Your assignment: Count every line below that holds "this". Number only.

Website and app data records
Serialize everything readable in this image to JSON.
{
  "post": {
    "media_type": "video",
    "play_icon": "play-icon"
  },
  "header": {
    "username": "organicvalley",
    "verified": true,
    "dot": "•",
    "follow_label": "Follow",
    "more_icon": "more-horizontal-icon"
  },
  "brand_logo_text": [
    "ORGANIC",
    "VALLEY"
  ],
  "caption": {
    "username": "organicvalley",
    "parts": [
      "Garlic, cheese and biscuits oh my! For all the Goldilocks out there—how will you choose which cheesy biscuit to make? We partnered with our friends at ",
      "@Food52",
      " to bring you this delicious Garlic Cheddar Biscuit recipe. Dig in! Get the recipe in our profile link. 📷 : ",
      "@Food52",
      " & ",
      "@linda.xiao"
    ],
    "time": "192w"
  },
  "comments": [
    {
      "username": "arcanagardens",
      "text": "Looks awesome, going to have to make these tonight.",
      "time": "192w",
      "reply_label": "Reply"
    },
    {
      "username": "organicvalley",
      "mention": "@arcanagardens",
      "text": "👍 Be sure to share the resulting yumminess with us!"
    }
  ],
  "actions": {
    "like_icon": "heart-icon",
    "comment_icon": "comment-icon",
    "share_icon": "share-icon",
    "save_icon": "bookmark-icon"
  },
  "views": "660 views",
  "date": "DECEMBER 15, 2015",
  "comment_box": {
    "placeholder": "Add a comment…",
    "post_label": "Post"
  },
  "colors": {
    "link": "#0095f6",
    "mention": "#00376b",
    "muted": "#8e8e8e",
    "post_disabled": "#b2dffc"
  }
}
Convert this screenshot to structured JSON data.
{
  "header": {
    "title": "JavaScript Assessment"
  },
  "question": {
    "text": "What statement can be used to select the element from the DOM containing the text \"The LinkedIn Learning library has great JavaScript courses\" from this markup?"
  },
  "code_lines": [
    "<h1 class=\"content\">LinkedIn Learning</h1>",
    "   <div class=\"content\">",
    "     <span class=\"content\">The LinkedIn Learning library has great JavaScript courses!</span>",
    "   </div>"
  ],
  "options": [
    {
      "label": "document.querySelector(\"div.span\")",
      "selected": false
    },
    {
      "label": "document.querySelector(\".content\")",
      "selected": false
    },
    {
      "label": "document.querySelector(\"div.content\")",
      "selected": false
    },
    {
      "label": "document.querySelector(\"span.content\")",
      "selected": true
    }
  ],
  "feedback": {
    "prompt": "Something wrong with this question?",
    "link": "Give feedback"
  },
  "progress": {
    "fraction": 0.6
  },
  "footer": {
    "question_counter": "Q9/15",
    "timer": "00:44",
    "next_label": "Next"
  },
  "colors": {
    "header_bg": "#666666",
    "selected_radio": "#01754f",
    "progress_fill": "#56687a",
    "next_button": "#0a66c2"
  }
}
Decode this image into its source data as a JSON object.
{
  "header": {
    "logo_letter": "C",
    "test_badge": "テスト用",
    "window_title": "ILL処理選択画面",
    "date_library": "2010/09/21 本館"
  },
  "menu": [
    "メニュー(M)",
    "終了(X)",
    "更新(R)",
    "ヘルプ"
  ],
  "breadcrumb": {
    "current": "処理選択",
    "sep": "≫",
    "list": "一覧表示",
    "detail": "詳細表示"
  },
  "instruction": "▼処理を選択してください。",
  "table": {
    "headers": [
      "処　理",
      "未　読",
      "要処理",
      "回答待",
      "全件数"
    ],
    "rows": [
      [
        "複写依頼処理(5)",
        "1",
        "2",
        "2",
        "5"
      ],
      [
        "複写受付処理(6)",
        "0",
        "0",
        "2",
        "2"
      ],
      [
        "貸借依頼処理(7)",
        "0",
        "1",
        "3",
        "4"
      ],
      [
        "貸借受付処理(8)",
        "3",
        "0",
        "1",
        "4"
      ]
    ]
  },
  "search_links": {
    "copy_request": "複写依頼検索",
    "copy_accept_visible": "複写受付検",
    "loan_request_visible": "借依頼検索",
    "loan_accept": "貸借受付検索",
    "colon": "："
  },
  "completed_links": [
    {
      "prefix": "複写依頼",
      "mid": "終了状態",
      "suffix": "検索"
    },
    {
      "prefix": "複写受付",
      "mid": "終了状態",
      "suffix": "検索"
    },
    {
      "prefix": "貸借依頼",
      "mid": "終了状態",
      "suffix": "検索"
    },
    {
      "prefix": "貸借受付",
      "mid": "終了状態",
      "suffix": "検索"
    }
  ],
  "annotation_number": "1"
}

Written response: 6